Please set down the records below exactly as they appear.
START Data
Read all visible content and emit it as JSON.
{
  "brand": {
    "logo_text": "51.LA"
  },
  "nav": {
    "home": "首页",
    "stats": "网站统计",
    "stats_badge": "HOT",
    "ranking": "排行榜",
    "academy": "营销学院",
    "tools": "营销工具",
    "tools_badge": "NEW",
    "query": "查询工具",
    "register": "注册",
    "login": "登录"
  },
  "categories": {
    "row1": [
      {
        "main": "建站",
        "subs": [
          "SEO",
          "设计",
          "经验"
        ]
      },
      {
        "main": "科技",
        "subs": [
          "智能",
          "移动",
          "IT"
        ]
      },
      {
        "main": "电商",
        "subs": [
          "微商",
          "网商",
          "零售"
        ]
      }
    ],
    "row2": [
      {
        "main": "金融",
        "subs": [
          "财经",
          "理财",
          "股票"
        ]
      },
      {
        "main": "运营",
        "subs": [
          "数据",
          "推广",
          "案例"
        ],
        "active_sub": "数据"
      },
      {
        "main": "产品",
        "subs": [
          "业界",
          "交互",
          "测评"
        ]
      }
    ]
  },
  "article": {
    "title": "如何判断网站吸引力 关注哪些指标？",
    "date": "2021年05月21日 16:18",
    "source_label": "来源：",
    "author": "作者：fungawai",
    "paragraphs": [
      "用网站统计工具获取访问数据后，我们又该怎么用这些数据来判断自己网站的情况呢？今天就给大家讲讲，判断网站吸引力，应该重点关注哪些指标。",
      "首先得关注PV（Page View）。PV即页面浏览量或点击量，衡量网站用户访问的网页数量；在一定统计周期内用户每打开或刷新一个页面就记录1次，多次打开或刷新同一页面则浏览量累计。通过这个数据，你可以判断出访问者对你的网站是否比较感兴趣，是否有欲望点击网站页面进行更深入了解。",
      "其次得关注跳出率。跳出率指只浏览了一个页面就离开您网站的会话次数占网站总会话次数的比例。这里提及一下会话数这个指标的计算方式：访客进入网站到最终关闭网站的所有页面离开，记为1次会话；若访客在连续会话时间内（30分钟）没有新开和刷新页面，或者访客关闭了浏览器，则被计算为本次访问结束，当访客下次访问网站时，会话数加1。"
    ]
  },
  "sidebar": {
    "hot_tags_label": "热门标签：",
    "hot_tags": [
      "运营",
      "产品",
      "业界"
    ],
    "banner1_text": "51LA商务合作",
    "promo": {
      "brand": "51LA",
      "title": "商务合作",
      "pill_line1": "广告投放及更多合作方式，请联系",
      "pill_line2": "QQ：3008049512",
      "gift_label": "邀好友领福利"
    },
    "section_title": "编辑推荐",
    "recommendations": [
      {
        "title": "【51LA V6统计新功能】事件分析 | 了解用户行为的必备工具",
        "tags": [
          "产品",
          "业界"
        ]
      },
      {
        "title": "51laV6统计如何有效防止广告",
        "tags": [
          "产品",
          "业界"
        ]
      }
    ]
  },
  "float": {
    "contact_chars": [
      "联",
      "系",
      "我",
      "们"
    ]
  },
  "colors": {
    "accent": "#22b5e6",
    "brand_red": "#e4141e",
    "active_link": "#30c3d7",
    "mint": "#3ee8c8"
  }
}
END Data
• _Worked solution_
Read all visible content and emit it as JSON.
{
  "brand": {
    "logo_text": "51.LA"
  },
  "nav": {
    "home": "首页",
    "stats": "网站统计",
    "stats_badge": "HOT",
    "ranking": "排行榜",
    "academy": "营销学院",
    "tools": "营销工具",
    "tools_badge": "NEW",
    "query": "查询工具",
    "register": "注册",
    "login": "登录"
  },
  "categories": {
    "row1": [
      {
        "main": "建站",
        "subs": [
          "SEO",
          "设计",
          "经验"
        ]
      },
      {
        "main": "科技",
        "subs": [
          "智能",
          "移动",
          "IT"
        ]
      },
      {
        "main": "电商",
        "subs": [
          "微商",
          "网商",
          "零售"
        ]
      }
    ],
    "row2": [
      {
        "main": "金融",
        "subs": [
          "财经",
          "理财",
          "股票"
        ]
      },
      {
        "main": "运营",
        "subs": [
          "数据",
          "推广",
          "案例"
        ],
        "active_sub": "数据"
      },
      {
        "main": "产品",
        "subs": [
          "业界",
          "交互",
          "测评"
        ]
      }
    ]
  },
  "article": {
    "title": "如何判断网站吸引力 关注哪些指标？",
    "date": "2021年05月21日 16:18",
    "source_label": "来源：",
    "author": "作者：fungawai",
    "paragraphs": [
      "用网站统计工具获取访问数据后，我们又该怎么用这些数据来判断自己网站的情况呢？今天就给大家讲讲，判断网站吸引力，应该重点关注哪些指标。",
      "首先得关注PV（Page View）。PV即页面浏览量或点击量，衡量网站用户访问的网页数量；在一定统计周期内用户每打开或刷新一个页面就记录1次，多次打开或刷新同一页面则浏览量累计。通过这个数据，你可以判断出访问者对你的网站是否比较感兴趣，是否有欲望点击网站页面进行更深入了解。",
      "其次得关注跳出率。跳出率指只浏览了一个页面就离开您网站的会话次数占网站总会话次数的比例。这里提及一下会话数这个指标的计算方式：访客进入网站到最终关闭网站的所有页面离开，记为1次会话；若访客在连续会话时间内（30分钟）没有新开和刷新页面，或者访客关闭了浏览器，则被计算为本次访问结束，当访客下次访问网站时，会话数加1。"
    ]
  },
  "sidebar": {
    "hot_tags_label": "热门标签：",
    "hot_tags": [
      "运营",
      "产品",
      "业界"
    ],
    "banner1_text": "51LA商务合作",
    "promo": {
      "brand": "51LA",
      "title": "商务合作",
      "pill_line1": "广告投放及更多合作方式，请联系",
      "pill_line2": "QQ：3008049512",
      "gift_label": "邀好友领福利"
    },
    "section_title": "编辑推荐",
    "recommendations": [
      {
        "title": "【51LA V6统计新功能】事件分析 | 了解用户行为的必备工具",
        "tags": [
          "产品",
          "业界"
        ]
      },
      {
        "title": "51laV6统计如何有效防止广告",
        "tags": [
          "产品",
          "业界"
        ]
      }
    ]
  },
  "float": {
    "contact_chars": [
      "联",
      "系",
      "我",
      "们"
    ]
  },
  "colors": {
    "accent": "#22b5e6",
    "brand_red": "#e4141e",
    "active_link": "#30c3d7",
    "mint": "#3ee8c8"
  }
}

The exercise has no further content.